June , 2011 - Blog # 2 - Dr. McGee on Hemodynamics

May , 2011 - Blog # 1 - Dr. McGee on Hemodynamics

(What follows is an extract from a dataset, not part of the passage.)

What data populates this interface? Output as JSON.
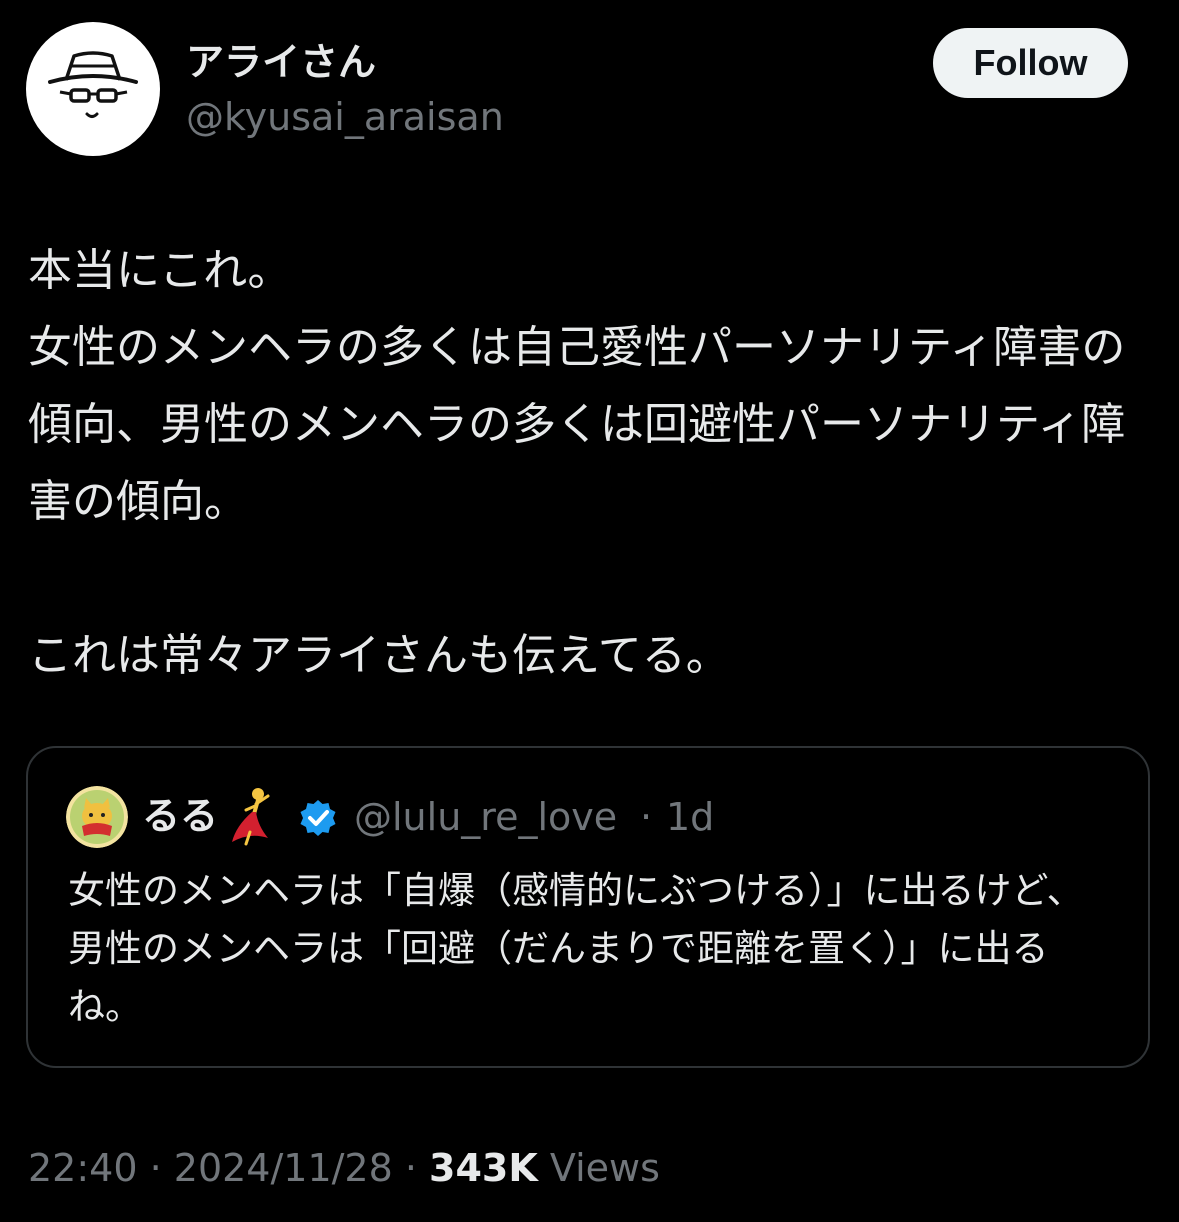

William T. McGee, M.D., MHA, FCCP is Associate Professor of Medicine and Surgery at Tufts University School of Medicine, Boston, Massachusetts.  His interests are in ARDS, vascular access (pulmonary artery catheterization), sepsis, nutrition, and nosocomial pneumonia.  He has published > 67 papers, chapters and abstracts.  He is the principal investigator for clinical trials studying the efficacy and safety of rfPAF-AH for the prevention of ARDS in patients with severe sepsis.  He is a three-time recipient of Excellence in Teaching Award from Tufts University School of Medicine, the Society of Critical Care Medicine Internal Medicine Specialty Award for “Influence of Insurance Status on Pulmonary Artery Catheter Use” and The Presidential Citation Award from the Society of Critical Care Medicine for outstanding contribution to the Society.  He is a Director for the Fundamentals of Critical Care Support Course for the Society of Critical Care Medicine.  Dr. McGee is also a reviewer for several critical care journals. 

McGee